By Adam Ray Palmer
Today’s review has been 12 years in the making… finally we have the third (and more than likely final) instalment of the Bridget Jones saga.
I caught Bridget Jones’s Baby at the Phoenix Leicester in a packed and pumped theatre with an atmosphere to match.
I think I was the only cinema-goer concerned with what quality was about to come, but should I have been worried?
In short, no; but come on… everyone was thinking same!
Bridget Jones (Renée Zellweger) is back and ready to make more mistakes. This time, it’s over a decade since we last saw her as we join Bridget on her 43rd birthday. She needs a bit of a fun in her life after spending much of the last 10 years alone working alongside pretty news presenters as a producer of their shows.
We first see pyjama-clad Bridget singing the familiar tune of "All By Myself" on her sofa and this reminds the audience just how much we’ve missed her… and the mishaps aren’t too far away. After being invited on a girly weekend (Glastonbury!!), she meets American hunk Jack Qwant (Patrick Dempsey) who sweeps her off her feet for the night. Then, a few days later at a christening, Bridget is swept off her feet yet again by old flame Mark Darcy (Colin Firth). With one thing leading to another, Jones ends up pregnant but doesn’t have a clue who the father is – enter a hilarious journey.
Zellweger slots straight back into character as the clumsy, British Bridget seamlessly with her damsel in distress ways. This time however, Renée provides a thinner version of Bridget with a great career blossoming. She seems to be so close to having the perfect life but just one thing eludes her… a man. Mark Darcy played by the painfully British Colin Firth returns but perhaps a little out of reach. Bridget also has an American admire in Patrick Dempsey’s Jack Qwant who is great addition to the franchise after Hugh Grant declined to bring back Daniel Cleaver.

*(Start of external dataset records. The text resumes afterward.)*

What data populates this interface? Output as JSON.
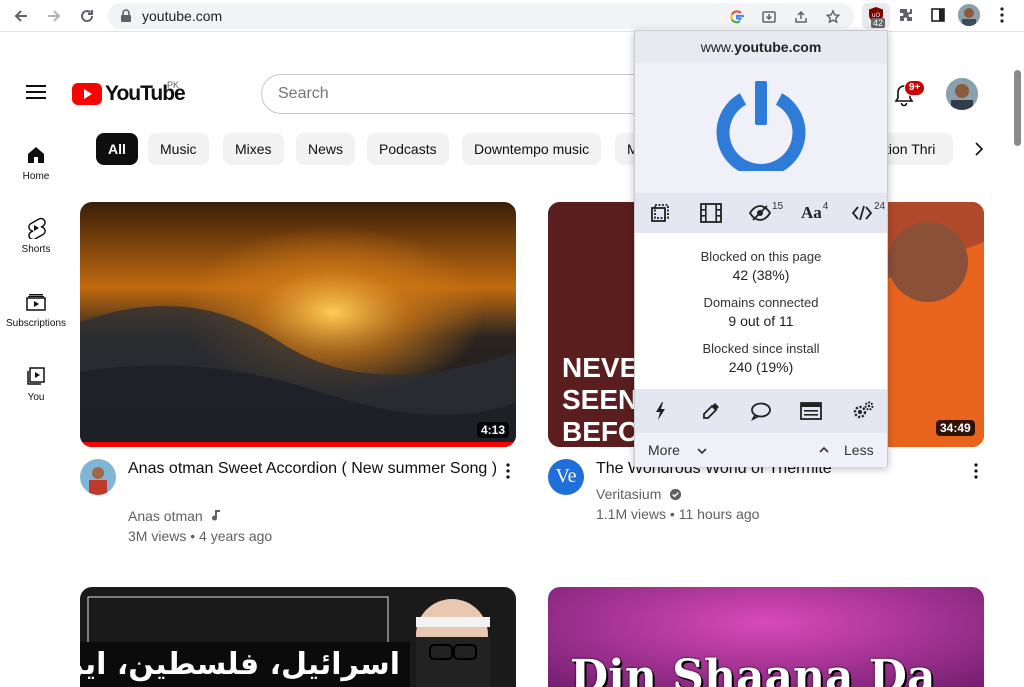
{
  "browser": {
    "url": "youtube.com",
    "ublock_badge": "42"
  },
  "youtube": {
    "logo_text": "YouTube",
    "country_code": "PK",
    "search_placeholder": "Search",
    "notifications_badge": "9+",
    "sidebar": [
      {
        "label": "Home",
        "icon": "home-icon"
      },
      {
        "label": "Shorts",
        "icon": "shorts-icon"
      },
      {
        "label": "Subscriptions",
        "icon": "subscriptions-icon"
      },
      {
        "label": "You",
        "icon": "you-icon"
      }
    ],
    "chips": [
      "All",
      "Music",
      "Mixes",
      "News",
      "Podcasts",
      "Downtempo music",
      "M",
      "tion Thri"
    ],
    "videos": [
      {
        "title": "Anas otman Sweet Accordion ( New summer Song )",
        "channel": "Anas otman",
        "stats": "3M views • 4 years ago",
        "duration": "4:13"
      },
      {
        "title": "The Wondrous World of Thermite",
        "channel": "Veritasium",
        "channel_avatar_text": "Ve",
        "stats": "1.1M views • 11 hours ago",
        "duration": "34:49",
        "thumb_text": "NEVE SEEN BEFO"
      },
      {
        "title": "",
        "thumb_text": "اسرائیل، فلسطین، ایران جنگ"
      },
      {
        "title": "",
        "thumb_text": "Din Shaana Da"
      }
    ]
  },
  "ublock": {
    "host_prefix": "www.",
    "host_domain": "youtube.com",
    "tools": [
      {
        "icon": "element-zapper-icon",
        "count": ""
      },
      {
        "icon": "media-icon",
        "count": ""
      },
      {
        "icon": "cosmetic-filter-icon",
        "count": "15"
      },
      {
        "icon": "font-icon",
        "count": "4"
      },
      {
        "icon": "script-icon",
        "count": "24"
      }
    ],
    "stats": [
      {
        "label": "Blocked on this page",
        "value": "42 (38%)"
      },
      {
        "label": "Domains connected",
        "value": "9 out of 11"
      },
      {
        "label": "Blocked since install",
        "value": "240 (19%)"
      }
    ],
    "font_label": "Aa",
    "more_label": "More",
    "less_label": "Less"
  },
  "colors": {
    "ublock_power": "#2f7bd8",
    "yt_red": "#ff0000",
    "progress_red": "#ff0000"
  }
}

Patrick gives the film a new American edge and opens up avenues for jokes that can played on both sides of the Atlantic. Colin Firth is still the good egg and always will be. His role of the straight, British gent is once again nailed, but let’s face it, Colin is playing himself! Although it’s Renée that is the impressive component here for a number of reasons.
Firstly, it has been 12 years since she last donned the enormous grannie pants and – I mean this well – it’s like she never left. The accent is still there, the facial expressions are still there and her connect-ability is still as poignant as ever. She also enters this third film off a terrible prequel. The Edge of Reason was dire compared to the first so following that mess would have been a risk. The final reason is the media. She has had to deal with a lot in the past few years from the press and it could have easily affected her. I’m not saying it hasn’t but you would never tell from her stellar performance.
Nevertheless, there’s an English darling I must talk about. Emma Thompson lights up this movie in two departments. Her midwife character is as dry as a desert but as funny as can be. She steals every scene she is in. But Thompson also did a bit more with this ‘threequel’. She co-wrote the third instalment which is a daunting task to do but my word she pulls it off.
Sharon Maguire also deserves credit. The director was brought back from the first film to guide this movie to box office glory; and I believe she will. Her ‘outside looking in’ kind of directing is welcomed back with open arms. She always films these movies as if the audience is looking at Bridget with everyone else on screen, but somehow lets us in a little further. We see what everyone else doesn’t see. It’s perfect for a rom-com.
On the whole, it serves as a great way to sew the characters and narratives up. It may be a little sentimental at times but it’s also a hoot. There’s definitely a door ajar for a fourth but why would you? Leave this third instalment as a parting gift because it’s probably the best in the series.
Cineroom’s Rating: 4 Stars
Bridget Jones’s Diary is currently showing at the Phoenix Leicester – certificate 15